Failure to fully disclose prices is another ethical issue for airlines. According to Janice Hough in the Consumer Traveler website, one airline advertised a roundtrip flight from Newark to London for only $236. However, once the tax and fuel surcharges were added, the total ticket price was $803. Hough laments the dishonesty of such bait-and-switch tactics and notes that they allow the airlines to pay a lower amount in travel agent commissions.

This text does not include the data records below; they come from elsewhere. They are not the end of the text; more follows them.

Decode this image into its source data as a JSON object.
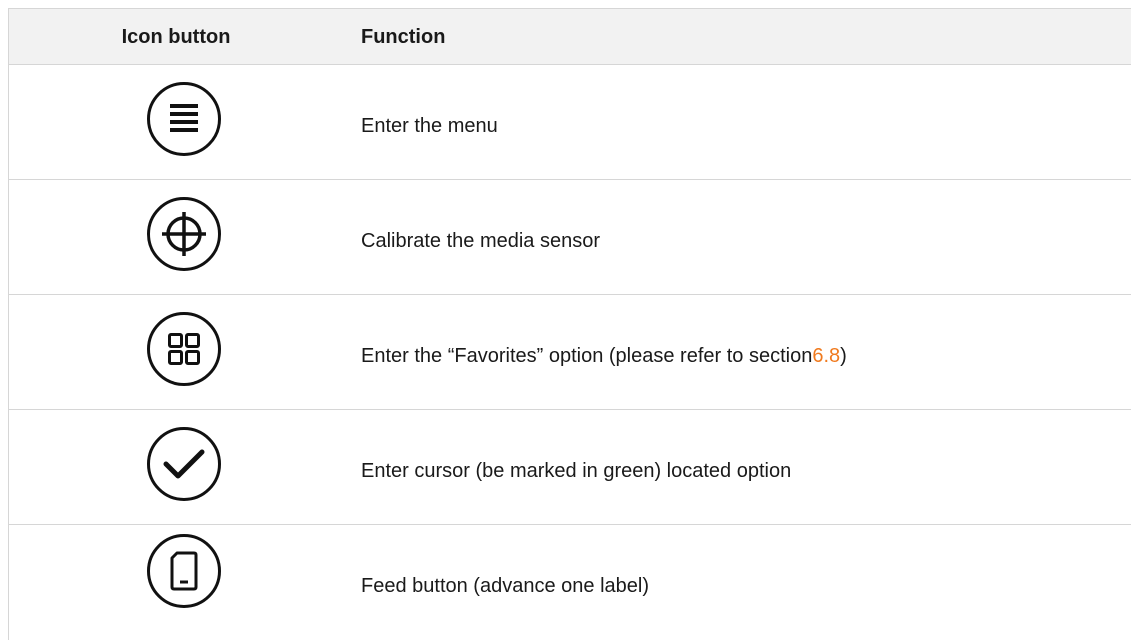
{
  "table": {
    "header": {
      "icon_col": "Icon button",
      "function_col": "Function"
    },
    "rows": [
      {
        "icon": "menu-icon",
        "function": "Enter the menu"
      },
      {
        "icon": "calibrate-crosshair-icon",
        "function": "Calibrate the media sensor"
      },
      {
        "icon": "favorites-grid-icon",
        "function_before": "Enter the “Favorites” option (please refer to section ",
        "function_link": "6.8",
        "function_after": ")"
      },
      {
        "icon": "checkmark-icon",
        "function": "Enter cursor (be marked in green) located option"
      },
      {
        "icon": "feed-label-icon",
        "function": "Feed button (advance one label)"
      }
    ]
  },
  "colors": {
    "header_bg": "#f2f2f2",
    "rule": "#d6d6d6",
    "link": "#f07a1e",
    "text": "#1a1a1a"
  }
}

The way airlines handle overweight passengers sometimes raises ethical questions. A November 2012 article in the "New York Post" reports the death of an obese New York woman denied space on three different return flights from Hungary over seven days due to her weight. The woman, who weighed approximately 425 pounds and used a wheelchair, gained water weight during the month she visited in Hungary due to a combination of kidney disease and diabetes. She was assigned multiple seats on each flight, but the airline asked her to leave the plane on each occasion, saying it did not have an extension to secure her in the seats. The woman died in Hungary nine days after being booted from the first plane, and her husband claimed her death was a result of not being able to return home for medical treatment.